Well, we managed to escape from England’s lack of summer finally in September and have just returned to a shortage of gasoline caused by a lack of oil tanker drivers in the UK. The pig industry is suffering from a lack of some 7000 abattoir butchers. An absence of turkeys is also being foreseen at Christmas as a result of a similar number of vacancies. The situation post-Brexit, the limitations on shipping and costs could also mean a shortfall of our beloved Christmas trees.
We had escaped to the Cote D’Azur.
We drove down from the UK, stopping off in Vinay, which is surrounded by Champagne’s glorious vineyards as far as the eye can see, and of course, at dinner we drank some of the local produce. The following night we stopped in Vichy. Vichy is known for a number of things including its water, which is rich in sodium bicarbonate, lithium and fluorine, as a result of ancient volcanic activity in the region. I believe those minerals have health benefits.
Saint Pourcain is the appellation for the wines produced in this region of Auvergne. The grapes are Gamay, Pinot Noir, Chardonnay and the less well known Tressallier. Sacy as the Tressallier grape is also know is an early ripening grape which is low in acidity and alcohol.
We spent three blissful weeks on the Cote D’Azur.
Reluctantly, we were returning to the UK, with a car full of champagne for samples, we stopped off first in Bagnols which is in the region of Beaujolais. The first thing we saw were probably tourists going into the vineyards to pick grapes. That wasn’t really for us. We prefer to taste wine rather than being involved in its production.
Our final stop on the way back was in Honfleur. Honfleur is in the region of Normandy, which is better known for its cider and calvados. Driving through the area surrounding Honfleur one can find a good number of farms selling calvados directly to the public. They are well worth investigating.
I mention Honfleur because if you get a chance, you really must visit. It is one of France’s most charming towns.
Its old port features houses painted in different attractive colours. The town has attracted many artists and authors. The cobbled streets, the fish market and the half-timbered houses are really worth a visit.
Well, enough of the high-level tour guide. There are few things we noticed on our travels.
- This will only be of interest to readers in the UK but on our 2500km return journey we only saw one GB registered truck.
- We could only bring into the UK 9 litres of Champagne per person. Before our divorce from Europe the allowance was limitless for our own consumption.
- The upscale restaurants at the hotels we stayed at, due to Covid, had adopted more limited and less exciting menus in our view.
- The local restaurants had upped their game to win and attract customers. We enjoyed excellent meals from simple restaurants in our locale.
- Talking with various vineyards and wine merchants, we were told that France had experienced their worst year in decades for wine production.
This last item was discussed in our Blog dated Apr 12, 2021 entitled “Cold Blast ruins the Magnolia blooms in my garden!”.
It was forecast that 2021 was not going to be a bumper year for wine production due to unseasonal cold weather in April.
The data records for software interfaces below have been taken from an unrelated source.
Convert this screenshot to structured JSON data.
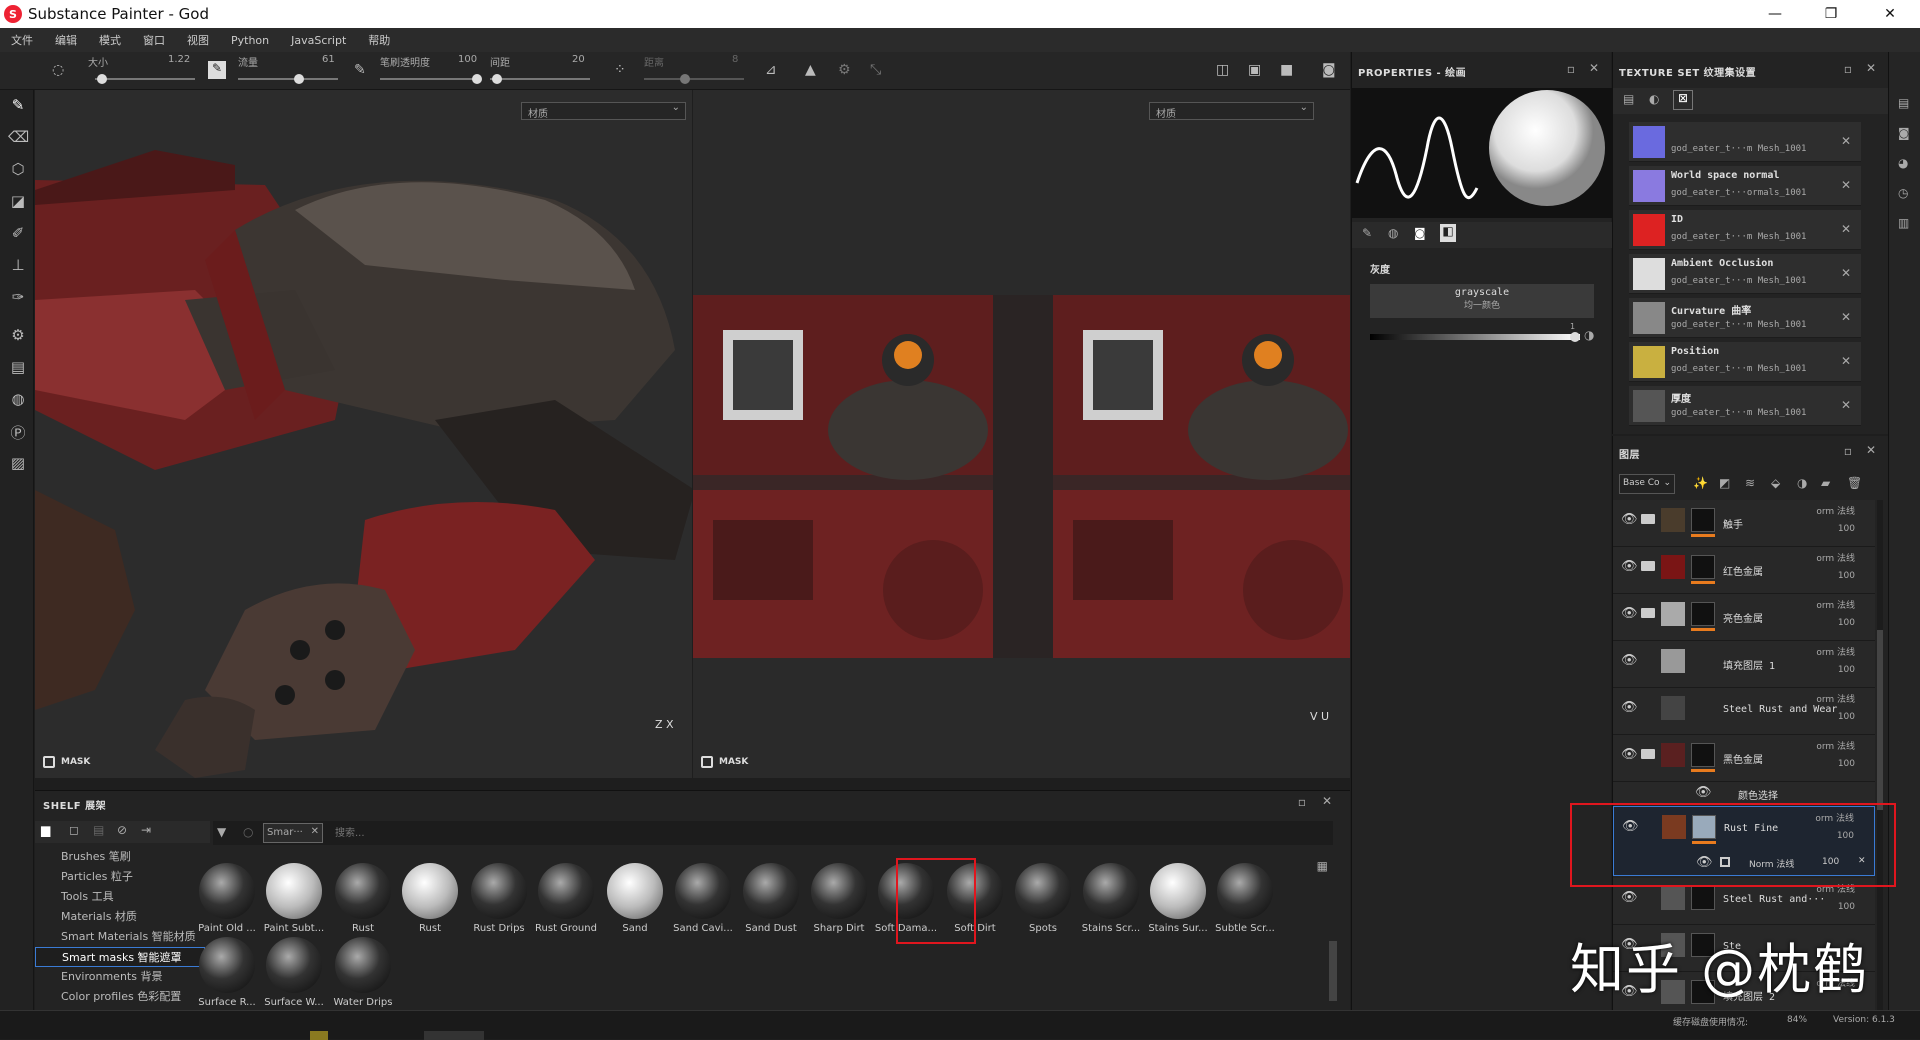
{
  "window": {
    "title": "Substance Painter - God",
    "controls": [
      "—",
      "❐",
      "✕"
    ]
  },
  "menu": [
    "文件",
    "编辑",
    "模式",
    "窗口",
    "视图",
    "Python",
    "JavaScript",
    "帮助"
  ],
  "toolbar": {
    "size_label": "大小",
    "size_value": "1.22",
    "flow_label": "流量",
    "flow_value": "61",
    "opacity_label": "笔刷透明度",
    "opacity_value": "100",
    "spacing_label": "间距",
    "spacing_value": "20",
    "distance_label": "距离",
    "distance_value": "8"
  },
  "viewport3d": {
    "dropdown": "材质",
    "mask": "MASK",
    "axes": "Z X"
  },
  "viewport2d": {
    "dropdown": "材质",
    "mask": "MASK",
    "axes": "V U"
  },
  "shelf": {
    "title": "SHELF 展架",
    "filter_tag": "Smar···",
    "search_placeholder": "搜索...",
    "categories": [
      "Brushes 笔刷",
      "Particles 粒子",
      "Tools 工具",
      "Materials 材质",
      "Smart Materials 智能材质",
      "Smart masks 智能遮罩",
      "Environments 背景",
      "Color profiles 色彩配置"
    ],
    "selected_category": "Smart masks 智能遮罩",
    "items": [
      "Paint Old ...",
      "Paint Subt...",
      "Rust",
      "Rust",
      "Rust Drips",
      "Rust Ground",
      "Sand",
      "Sand Cavi...",
      "Sand Dust",
      "Sharp Dirt",
      "Soft Dama...",
      "Soft Dirt",
      "Spots",
      "Stains Scr...",
      "Stains Sur...",
      "Subtle Scr...",
      "Surface R...",
      "Surface W...",
      "Water Drips"
    ],
    "selected_item": "Soft Dama..."
  },
  "properties": {
    "title": "PROPERTIES - 绘画",
    "section": "灰度",
    "grayscale_title": "grayscale",
    "grayscale_sub": "均一颜色",
    "value": "1"
  },
  "texture_set": {
    "title": "TEXTURE SET 纹理集设置",
    "channels": [
      {
        "name": "",
        "mesh": "god_eater_t···m Mesh_1001",
        "color": "#6a6adf"
      },
      {
        "name": "World space normal",
        "mesh": "god_eater_t···ormals_1001",
        "color": "#8a7ae0"
      },
      {
        "name": "ID",
        "mesh": "god_eater_t···m Mesh_1001",
        "color": "#d22"
      },
      {
        "name": "Ambient Occlusion",
        "mesh": "god_eater_t···m Mesh_1001",
        "color": "#ddd"
      },
      {
        "name": "Curvature 曲率",
        "mesh": "god_eater_t···m Mesh_1001",
        "color": "#888"
      },
      {
        "name": "Position",
        "mesh": "god_eater_t···m Mesh_1001",
        "color": "#c9b040"
      },
      {
        "name": "厚度",
        "mesh": "god_eater_t···m Mesh_1001",
        "color": "#555"
      }
    ]
  },
  "layers": {
    "title": "图层",
    "channel_select": "Base Co",
    "items": [
      {
        "name": "触手",
        "blend": "orm 法线",
        "opacity": "100",
        "swatch": "#4a3c2c",
        "folder": true
      },
      {
        "name": "红色金属",
        "blend": "orm 法线",
        "opacity": "100",
        "swatch": "#7a1515",
        "folder": true
      },
      {
        "name": "亮色金属",
        "blend": "orm 法线",
        "opacity": "100",
        "swatch": "#aaaaaa",
        "folder": true
      },
      {
        "name": "填充图层 1",
        "blend": "orm 法线",
        "opacity": "100",
        "swatch": "#999999",
        "folder": false
      },
      {
        "name": "Steel Rust and Wear",
        "blend": "orm 法线",
        "opacity": "100",
        "swatch": "#444444",
        "folder": false
      },
      {
        "name": "黑色金属",
        "blend": "orm 法线",
        "opacity": "100",
        "swatch": "#5a2020",
        "folder": true
      }
    ],
    "color_select": "颜色选择",
    "selected": {
      "name": "Rust Fine",
      "blend": "orm 法线",
      "opacity": "100",
      "sub_blend": "Norm 法线",
      "sub_opacity": "100"
    },
    "after": [
      {
        "name": "Steel Rust and···",
        "blend": "orm 法线",
        "opacity": "100"
      },
      {
        "name": "Ste",
        "blend": "",
        "opacity": ""
      },
      {
        "name": "填充图层 2",
        "blend": "orm 法线",
        "opacity": ""
      }
    ]
  },
  "status": {
    "cache": "缓存磁盘使用情况:",
    "percent": "84%",
    "version": "Version: 6.1.3"
  },
  "watermark": "知乎 @枕鹤"
}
It was estimated that some 80% of vineyards were affected.
Recently, the French agricultural ministry announced that frosts in late spring will result in a 29% reduction in output. Particularly badly affected are early ripening varieties of grapes such as Chardonnay, which is used in the production of Champagne. Merlot has also been impacted.
Concerns have also been expressed about mildew fungus, again adversely impacting production levels.
It does not rain, it just pours. Had there been rain, the additional blow caused by forest fires in Provence this summer would have been reduced. But it didn’t rain on demand.
The bad news is that we are likely to see the lowest levels of wine production in France since about 1970.
Little of this is unexpected.
A shortage of petrol, turkeys and Christmas trees may be unavoidable in the UK.
But a shortage of Champagne for Christmas in Australia can be avoided with a little bit of planning.
Contact us to avoid such a catastrophe at firstname.lastname@example.org